My favorite part of Legian, in an unsurprising and moody turn of events, is a nameless, quiet back street that snakes through temples and homes, squeezing past high rise condos and trash heaps alike. The noise from the busy roads fade behind me in almost an instant, motor bikes and “Hello darling!”s swallowed up by walls almost as old as the women that sell bracelets on the beach. Solid, grey bricked walls let flowering bushes and laundry lines peek over the top. Down these narrow byways, it’s so quiet that the sound of my cheap flip flops flapping along creates a disturbance. I am so clearly an outsider in this silent world. I try to tiptoe past gates in the wall, behind which women and chickens and motor bikes are perched, watching me pass with questioning glances. Silly tourist. You don’t understand. Go back to the shops full of bumper stickers and the clubs and the mojitos and the surfers. There is nothing here for you. We are not a museum or a zoo. These are our lives.
I feel intrusive. Their private lives peek through the heavy brick walls, their children’s deep eyes watch me unflinchingly. I think that the streets and houses and temples fit together like Tetris pieces, then wonder if they’ve ever heard of the game. I keep walking down the jagged path, too far now to turn back. The heat and the silence combine into one entity, sitting on my back, my only wandering companion. The little stone pathway would be beautiful if it lacked the signs of the developed world: water bottles and plastic bags litter the corners, as if to say “Remember? You did this. Remember? You are a blight here. Dirty. Blemish.” And I am. Earlier, in the night, I had probably drunkenly accepted a ride on a motorbike through this very street, whooping and squealing in what I hoped was an attractive way so the man driving the motorbike would sleep with me later. I must have been intently focused on the wind in my hair, on my hands on his chest and hips, I wouldn’t have seen the Tetris street hugging homes so close. Kissing the banks of filthy streams. We must have broken the silence long before I had the chance to notice.
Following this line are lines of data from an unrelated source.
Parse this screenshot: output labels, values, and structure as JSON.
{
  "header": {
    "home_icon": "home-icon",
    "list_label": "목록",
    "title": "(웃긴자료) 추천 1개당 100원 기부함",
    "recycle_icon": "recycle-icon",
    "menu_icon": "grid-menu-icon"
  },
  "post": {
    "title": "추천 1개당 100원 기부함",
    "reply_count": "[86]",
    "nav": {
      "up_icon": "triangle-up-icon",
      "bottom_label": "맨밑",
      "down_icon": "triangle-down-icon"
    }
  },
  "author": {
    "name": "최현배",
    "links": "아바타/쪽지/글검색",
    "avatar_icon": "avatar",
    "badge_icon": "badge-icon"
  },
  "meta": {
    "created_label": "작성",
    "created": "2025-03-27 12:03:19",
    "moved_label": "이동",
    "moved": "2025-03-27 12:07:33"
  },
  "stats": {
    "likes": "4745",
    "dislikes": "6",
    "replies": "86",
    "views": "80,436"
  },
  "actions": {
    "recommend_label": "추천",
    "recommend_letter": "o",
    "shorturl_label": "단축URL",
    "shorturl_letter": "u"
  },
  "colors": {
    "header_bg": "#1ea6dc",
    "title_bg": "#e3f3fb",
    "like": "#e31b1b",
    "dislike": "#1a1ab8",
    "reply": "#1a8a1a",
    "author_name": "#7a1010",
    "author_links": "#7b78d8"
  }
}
But at midday, I carry my silent passenger, steaming and weighing down on me like a child getting a piggy back ride. It whispers in my ear: stranger. A title I fully feel I embody: a strange girl in a strange land, doing the strangest thing. Walking alone down the quietest street, asking questions with my eyes. Drinking in intricate, tiny temples in all their detail. Giving each statue and stone a hard stare, committing them to memory. Deities whose names I didn’t know stared back at me. The sun followed me closely, seeping through my thin cotton romper and sucking moisture out of pores I didn’t know I had.
Then, faintly in the distance, I hear the rumble of traffic twist its way down the narrow street. I am approaching another main road. It’s time to say goodbye to silence, to shake it off and join other tourists marching along the sidewalk, sidestepping the merchants and beggars and street dogs, looking for something specific, following their phones to alcohol and friends. I take a peek behind me, back towards the stolen quiet and the maze of the quietest street. Then I step back into the noise, a place where someone like me belongs, is welcome. “Yes?” Ask the motorbike drivers. “Come, cheap prices, half price,” invite the shopkeepers. Club music echoes and mixes together from open air bars, traffic hums its reassurance. Humanity. Civilization. We have what you need. We need you. Buy something. Go somewhere. I breathe in, and the silence is gone.